their plane will crash. Of course, it doesn't. Shouldn't a good
writer be able to think of a better, less overused gimmick? Kate
Hudson swears she'll never tell Fugit her real name, and we're
expected to wonder what it is, and then be delighted when she
tells him. And guess what? It's a funny name! Isn't that fucking
Like a drunken uncle who corners you at Thanksgiving Dinner,
Crowe holds you captive for two hours with cute stories that
have no real endings. I wanted to get away, but Crowe finished
each vignette with, "Wait, wait, listen to this one."
In the mess, there are some good stories and ideas, but Crowe

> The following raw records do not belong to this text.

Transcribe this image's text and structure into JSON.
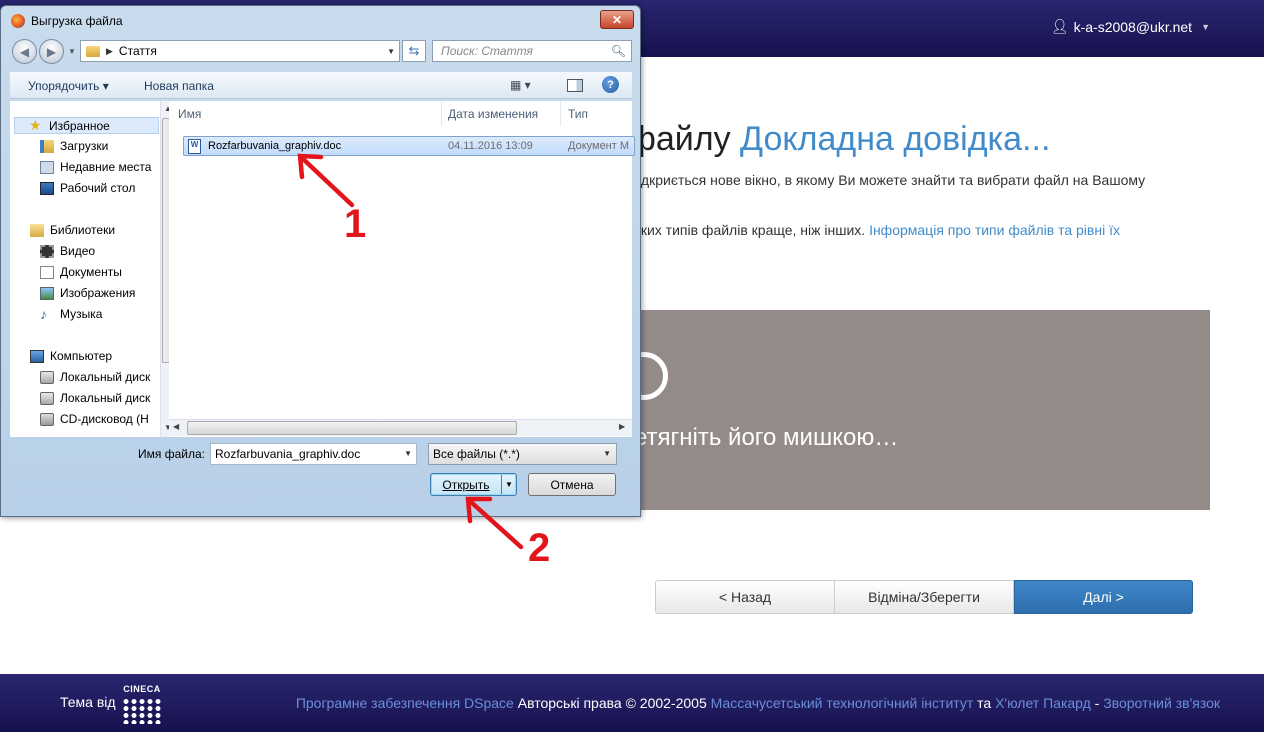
{
  "header": {
    "user_email": "k-a-s2008@ukr.net"
  },
  "main": {
    "heading_prefix": "я файлу ",
    "heading_link": "Докладна довідка...",
    "para1": "“, то відкриється нове вікно, в якому Ви можете знайти та вибрати файл на Вашому",
    "para2_text": "ст деяких типів файлів краще, ніж інших. ",
    "para2_link": "Інформація про типи файлів та рівні їх",
    "dropzone_text": "етягніть його мишкою…",
    "buttons": {
      "back": "< Назад",
      "cancel": "Відміна/Зберегти",
      "next": "Далі >"
    }
  },
  "footer": {
    "theme_label": "Тема від",
    "logo_text": "CINECA",
    "link_dspace": "Програмне забезпечення DSpace",
    "copyright": " Авторські права © 2002-2005 ",
    "link_mit": "Массачусетський технологічний інститут",
    "and": " та ",
    "link_hp": "Х'юлет Пакард",
    "dash": " - ",
    "link_feedback": "Зворотний зв'язок"
  },
  "dialog": {
    "title": "Выгрузка файла",
    "close": "✕",
    "address_folder": "Стаття",
    "search_placeholder": "Поиск: Стаття",
    "toolbar": {
      "organize": "Упорядочить ▾",
      "new_folder": "Новая папка",
      "views": "▦ ▾",
      "help": "?"
    },
    "nav": {
      "favorites": "Избранное",
      "downloads": "Загрузки",
      "recent": "Недавние места",
      "desktop": "Рабочий стол",
      "libraries": "Библиотеки",
      "video": "Видео",
      "documents": "Документы",
      "images": "Изображения",
      "music": "Музыка",
      "computer": "Компьютер",
      "disk1": "Локальный диск",
      "disk2": "Локальный диск",
      "cdrom": "CD-дисковод (H"
    },
    "columns": {
      "name": "Имя",
      "date": "Дата изменения",
      "type": "Тип"
    },
    "files": [
      {
        "name": "Rozfarbuvania_graphiv.doc",
        "date": "04.11.2016 13:09",
        "type": "Документ M"
      }
    ],
    "filename_label": "Имя файла:",
    "filename_value": "Rozfarbuvania_graphiv.doc",
    "filetype_value": "Все файлы (*.*)",
    "open_button": "Открыть",
    "cancel_button": "Отмена"
  },
  "annotations": {
    "step1": "1",
    "step2": "2",
    "color": "#e2151b"
  },
  "colors": {
    "header_bg": "#1e1a5e",
    "link": "#428bca",
    "dropzone": "#948b89",
    "next_btn": "#3378bb"
  }
}
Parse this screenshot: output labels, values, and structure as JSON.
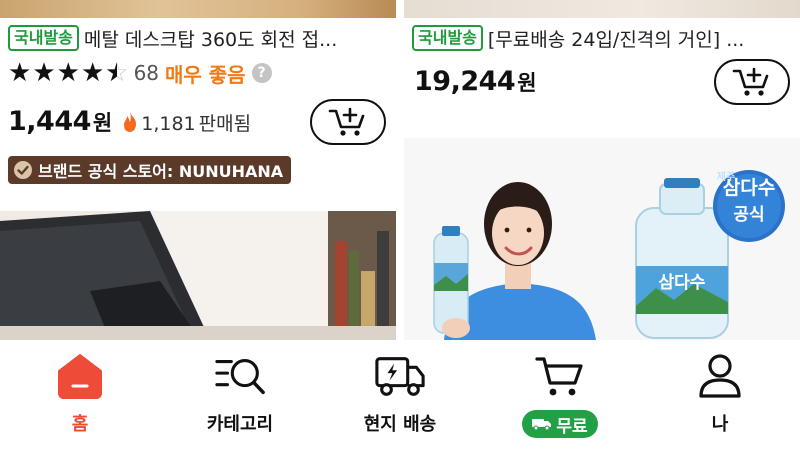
{
  "products": [
    {
      "domestic_badge": "국내발송",
      "title": "메탈 데스크탑 360도 회전 접...",
      "rating_stars": 4.5,
      "review_count": "68",
      "rating_word": "매우 좋음",
      "help_icon": "?",
      "price": "1,444",
      "currency": "원",
      "sold_count": "1,181",
      "sold_label": "판매됨",
      "store_badge": "브랜드 공식 스토어: NUNUHANA"
    },
    {
      "domestic_badge": "국내발송",
      "title": "[무료배송 24입/진격의 거인] ...",
      "price": "19,244",
      "currency": "원"
    }
  ],
  "water_ad": {
    "brand": "삼다수",
    "brand_prefix": "제주",
    "official_label": "공식",
    "bottle_label": "삼다수"
  },
  "bottom_nav": [
    {
      "label": "홈",
      "icon": "home-icon",
      "active": true
    },
    {
      "label": "카테고리",
      "icon": "category-search-icon",
      "active": false
    },
    {
      "label": "현지 배송",
      "icon": "delivery-truck-icon",
      "active": false
    },
    {
      "label": "무료",
      "icon": "cart-icon",
      "active": false
    },
    {
      "label": "나",
      "icon": "person-icon",
      "active": false
    }
  ],
  "colors": {
    "accent_red": "#ee4b38",
    "domestic_green": "#1e9b3c",
    "free_green": "#21a045",
    "rating_orange": "#f07a16",
    "store_brown": "#5b3a29"
  }
}
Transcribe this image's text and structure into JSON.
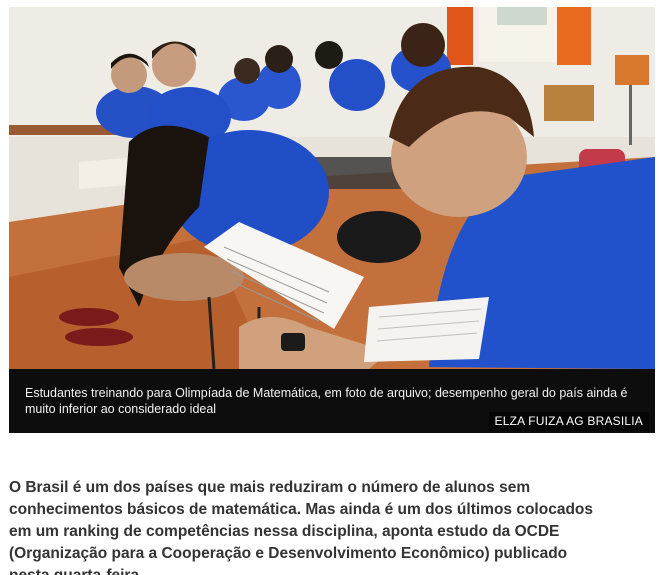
{
  "photo": {
    "alt": "Estudantes treinando para Olimpíada de Matemática",
    "credit": "ELZA FUIZA AG BRASILIA"
  },
  "caption": "Estudantes treinando para Olimpíada de Matemática, em foto de arquivo; desempenho geral do país ainda é muito inferior ao considerado ideal",
  "article": {
    "paragraph": "O Brasil é um dos países que mais reduziram o número de alunos sem conhecimentos básicos de matemática. Mas ainda é um dos últimos colocados em um ranking de competências nessa disciplina, aponta estudo da OCDE (Organização para a Cooperação e Desenvolvimento Econômico) publicado nesta quarta-feira."
  },
  "colors": {
    "caption_bg": "#0d0d0d",
    "shirt_blue": "#1f4fc4",
    "article_text": "#333333"
  }
}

is too enamored with all of them to save us the agony of hearing
The characters are obvious and flat. The rock stars are egotistical,
the groupies are free with sex (much unlike my groupies), the
mother is strict, the manager steals from the band. Hudson is
a seemingly tough groupie who turns out to be surprise,
And everyone has a selfless, loving revelation at the two-hour
mark. Those revelations might work if the characters mattered.
They don't, they're just mouthpieces for Crowe's nostalgia and
the story's conclusion is a weak attempt to appease anyone who
came expecting a story.
Fugit is an awkward little dweeb and not as good an actor
as the fat kid who played Plum #2 in the Arvada Playhouse's "The
Night Before Christmas". While he is entirely competent
at standing around, he struggles whenever he has to confront
another actor. Kate Hudson turns her groupie role into a juicy
ham sandwich, filled with eye-flitting tics, hazy smiles and
nothing else. Only Phillip Seymour Hoffman and Frances McDormand
are able to salvage their underwritten roles. Hoffman saves Lester
Bangs, a serious rock journalist, by stuffing him with more self-loathing
than I had the night I drank sixteen non-alcoholic beers before
realizing I wasn't drunk.
One thing the movie does well is recreate the early seventies.
Most rock-and-roll movies look like they were thought up by a
bunch of sixty-year-olds who dig Bobby Vinton and the word "dig",
but "Almost Famous" feels real and tangible. As fucking
awful as the music of the early 70s is, this is probably how
it felt and looked.
Two fingers for Cameron Crowe's "Almost Famous".
It's bad, but not quite as bad as spending a summer with Tull.
P.S. You may not e-mail me to say you disagree with this review
if you own albums by any of the following: Pink Floyd, Led Zeppelin,
Peter Frampton, Lynyrd Skynyrd or the Allman Brothers.
P.P.S. Beware of movie critics who try telling you this movie
is "almost perfect". They're a bunch of classic rock-listening
dorks who think this movie somehow validates their early years
as fucking loser hacks with notebooks. Also beware critics who
say the movie is "almost perfect," or "almost
(insert superlative)." What an unimaginative bunch of asswipes.